■ Exercise ■
When you have gone through the records below, state only how many lines include the word "date".

[App and web page records]
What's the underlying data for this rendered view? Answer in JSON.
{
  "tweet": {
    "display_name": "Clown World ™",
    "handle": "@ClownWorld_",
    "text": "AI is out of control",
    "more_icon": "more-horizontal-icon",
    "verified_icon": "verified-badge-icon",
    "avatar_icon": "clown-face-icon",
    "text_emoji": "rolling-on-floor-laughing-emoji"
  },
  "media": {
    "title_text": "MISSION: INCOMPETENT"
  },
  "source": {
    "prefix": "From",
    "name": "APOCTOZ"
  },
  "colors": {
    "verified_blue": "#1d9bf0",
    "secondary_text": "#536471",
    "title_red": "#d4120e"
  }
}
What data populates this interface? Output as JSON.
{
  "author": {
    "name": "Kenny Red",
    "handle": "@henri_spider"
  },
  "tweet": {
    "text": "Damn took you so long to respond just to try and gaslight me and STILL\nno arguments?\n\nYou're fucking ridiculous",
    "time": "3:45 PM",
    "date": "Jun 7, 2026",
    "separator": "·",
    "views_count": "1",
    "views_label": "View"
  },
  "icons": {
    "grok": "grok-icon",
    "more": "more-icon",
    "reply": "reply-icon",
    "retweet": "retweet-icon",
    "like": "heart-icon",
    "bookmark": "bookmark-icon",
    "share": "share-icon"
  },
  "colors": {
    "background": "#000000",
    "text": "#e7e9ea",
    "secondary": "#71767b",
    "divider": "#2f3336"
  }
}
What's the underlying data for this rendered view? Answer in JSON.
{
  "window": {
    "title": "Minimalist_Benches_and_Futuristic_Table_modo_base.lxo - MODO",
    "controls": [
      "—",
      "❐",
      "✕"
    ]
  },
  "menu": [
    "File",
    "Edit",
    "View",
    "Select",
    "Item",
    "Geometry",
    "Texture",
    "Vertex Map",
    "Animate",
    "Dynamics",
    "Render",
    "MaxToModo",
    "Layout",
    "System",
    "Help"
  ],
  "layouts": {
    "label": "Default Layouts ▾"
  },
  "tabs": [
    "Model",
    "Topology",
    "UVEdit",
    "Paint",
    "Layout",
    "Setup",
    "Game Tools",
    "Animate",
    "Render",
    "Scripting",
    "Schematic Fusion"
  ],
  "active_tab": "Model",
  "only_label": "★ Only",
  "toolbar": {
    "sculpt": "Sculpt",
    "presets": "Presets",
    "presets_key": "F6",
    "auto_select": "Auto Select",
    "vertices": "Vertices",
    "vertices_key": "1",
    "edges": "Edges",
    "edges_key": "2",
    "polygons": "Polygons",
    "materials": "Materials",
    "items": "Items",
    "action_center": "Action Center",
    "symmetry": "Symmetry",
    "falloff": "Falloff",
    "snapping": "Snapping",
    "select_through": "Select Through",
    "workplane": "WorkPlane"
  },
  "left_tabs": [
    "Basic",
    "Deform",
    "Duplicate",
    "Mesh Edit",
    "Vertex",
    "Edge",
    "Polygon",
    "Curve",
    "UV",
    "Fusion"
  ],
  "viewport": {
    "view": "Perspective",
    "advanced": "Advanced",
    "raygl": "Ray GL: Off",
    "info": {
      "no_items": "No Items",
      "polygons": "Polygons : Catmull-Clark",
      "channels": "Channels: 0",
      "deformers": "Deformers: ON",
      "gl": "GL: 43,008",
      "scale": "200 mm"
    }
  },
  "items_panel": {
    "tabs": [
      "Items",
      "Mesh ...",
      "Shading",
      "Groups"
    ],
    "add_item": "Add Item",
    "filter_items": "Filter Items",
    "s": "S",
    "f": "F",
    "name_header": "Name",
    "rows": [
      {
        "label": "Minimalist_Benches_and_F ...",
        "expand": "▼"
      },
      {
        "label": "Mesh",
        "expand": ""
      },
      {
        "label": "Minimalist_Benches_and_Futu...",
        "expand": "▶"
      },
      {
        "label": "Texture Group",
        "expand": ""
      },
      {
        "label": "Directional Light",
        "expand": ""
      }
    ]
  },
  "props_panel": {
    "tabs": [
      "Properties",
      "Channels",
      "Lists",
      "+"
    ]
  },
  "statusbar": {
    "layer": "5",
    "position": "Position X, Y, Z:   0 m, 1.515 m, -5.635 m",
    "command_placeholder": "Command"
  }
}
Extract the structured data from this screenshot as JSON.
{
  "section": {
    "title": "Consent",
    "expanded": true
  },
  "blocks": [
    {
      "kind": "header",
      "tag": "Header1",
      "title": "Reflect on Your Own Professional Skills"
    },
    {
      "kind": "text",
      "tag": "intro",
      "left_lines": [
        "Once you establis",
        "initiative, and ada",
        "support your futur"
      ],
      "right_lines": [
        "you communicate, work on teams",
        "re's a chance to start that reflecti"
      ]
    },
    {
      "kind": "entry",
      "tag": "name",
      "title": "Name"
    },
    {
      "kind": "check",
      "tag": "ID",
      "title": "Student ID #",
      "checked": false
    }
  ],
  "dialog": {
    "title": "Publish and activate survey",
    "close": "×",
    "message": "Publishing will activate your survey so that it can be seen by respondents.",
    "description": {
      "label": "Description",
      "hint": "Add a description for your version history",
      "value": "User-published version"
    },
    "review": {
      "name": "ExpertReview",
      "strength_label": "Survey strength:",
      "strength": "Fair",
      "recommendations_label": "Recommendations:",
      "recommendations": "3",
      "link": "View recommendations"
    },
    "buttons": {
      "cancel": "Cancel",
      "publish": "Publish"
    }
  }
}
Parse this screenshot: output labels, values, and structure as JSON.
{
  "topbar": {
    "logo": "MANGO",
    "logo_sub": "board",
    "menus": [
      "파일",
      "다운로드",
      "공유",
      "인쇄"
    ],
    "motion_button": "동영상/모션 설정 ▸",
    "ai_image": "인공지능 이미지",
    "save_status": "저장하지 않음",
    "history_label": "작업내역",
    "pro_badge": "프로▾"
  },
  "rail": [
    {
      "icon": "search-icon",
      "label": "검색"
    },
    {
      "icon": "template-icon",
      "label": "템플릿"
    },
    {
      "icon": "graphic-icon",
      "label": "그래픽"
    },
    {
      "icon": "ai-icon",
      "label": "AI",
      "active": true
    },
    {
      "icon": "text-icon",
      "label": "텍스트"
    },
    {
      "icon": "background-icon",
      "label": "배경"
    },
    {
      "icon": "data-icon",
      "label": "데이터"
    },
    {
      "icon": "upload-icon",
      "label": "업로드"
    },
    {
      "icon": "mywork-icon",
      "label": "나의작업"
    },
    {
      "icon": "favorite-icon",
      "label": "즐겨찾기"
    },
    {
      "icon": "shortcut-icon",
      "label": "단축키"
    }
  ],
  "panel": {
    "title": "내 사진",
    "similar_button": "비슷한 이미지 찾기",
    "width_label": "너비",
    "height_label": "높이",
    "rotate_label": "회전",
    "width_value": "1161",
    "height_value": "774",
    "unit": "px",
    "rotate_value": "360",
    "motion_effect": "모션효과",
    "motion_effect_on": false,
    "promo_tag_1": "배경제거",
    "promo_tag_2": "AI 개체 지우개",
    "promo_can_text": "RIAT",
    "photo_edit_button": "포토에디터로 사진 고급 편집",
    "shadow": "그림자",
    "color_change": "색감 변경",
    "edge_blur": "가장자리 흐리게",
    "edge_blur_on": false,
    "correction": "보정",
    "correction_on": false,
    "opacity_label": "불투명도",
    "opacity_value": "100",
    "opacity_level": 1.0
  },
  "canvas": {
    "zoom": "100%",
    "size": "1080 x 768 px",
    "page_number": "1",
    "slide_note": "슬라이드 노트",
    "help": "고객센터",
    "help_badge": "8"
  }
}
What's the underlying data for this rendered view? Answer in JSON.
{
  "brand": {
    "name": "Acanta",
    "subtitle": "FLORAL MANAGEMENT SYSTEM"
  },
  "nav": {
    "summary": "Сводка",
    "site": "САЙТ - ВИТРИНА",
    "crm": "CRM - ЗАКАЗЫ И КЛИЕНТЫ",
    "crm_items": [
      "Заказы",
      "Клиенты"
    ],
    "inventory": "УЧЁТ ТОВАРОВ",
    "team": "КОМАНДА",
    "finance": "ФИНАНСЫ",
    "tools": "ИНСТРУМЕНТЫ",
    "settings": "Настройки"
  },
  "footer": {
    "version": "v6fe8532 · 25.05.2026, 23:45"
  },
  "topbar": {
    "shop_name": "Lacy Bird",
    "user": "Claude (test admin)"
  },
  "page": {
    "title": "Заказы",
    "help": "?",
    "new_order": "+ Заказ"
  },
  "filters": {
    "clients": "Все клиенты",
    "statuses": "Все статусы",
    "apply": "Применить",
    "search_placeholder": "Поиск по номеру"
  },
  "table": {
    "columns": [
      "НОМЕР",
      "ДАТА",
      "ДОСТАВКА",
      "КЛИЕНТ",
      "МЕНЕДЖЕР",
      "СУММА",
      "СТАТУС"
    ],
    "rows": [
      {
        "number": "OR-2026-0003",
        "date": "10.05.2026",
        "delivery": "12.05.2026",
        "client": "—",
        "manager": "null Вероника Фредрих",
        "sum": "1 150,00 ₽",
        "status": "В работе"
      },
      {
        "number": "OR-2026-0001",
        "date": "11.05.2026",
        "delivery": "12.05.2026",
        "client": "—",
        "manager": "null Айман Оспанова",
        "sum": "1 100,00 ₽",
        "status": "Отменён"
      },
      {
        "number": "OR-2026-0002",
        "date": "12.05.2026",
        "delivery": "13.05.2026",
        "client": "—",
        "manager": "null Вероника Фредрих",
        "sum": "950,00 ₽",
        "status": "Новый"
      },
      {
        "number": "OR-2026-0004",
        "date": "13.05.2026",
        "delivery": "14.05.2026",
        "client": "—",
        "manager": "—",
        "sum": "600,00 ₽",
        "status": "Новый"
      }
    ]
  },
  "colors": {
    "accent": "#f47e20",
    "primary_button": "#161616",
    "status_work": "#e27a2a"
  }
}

■ Output for this task ■
5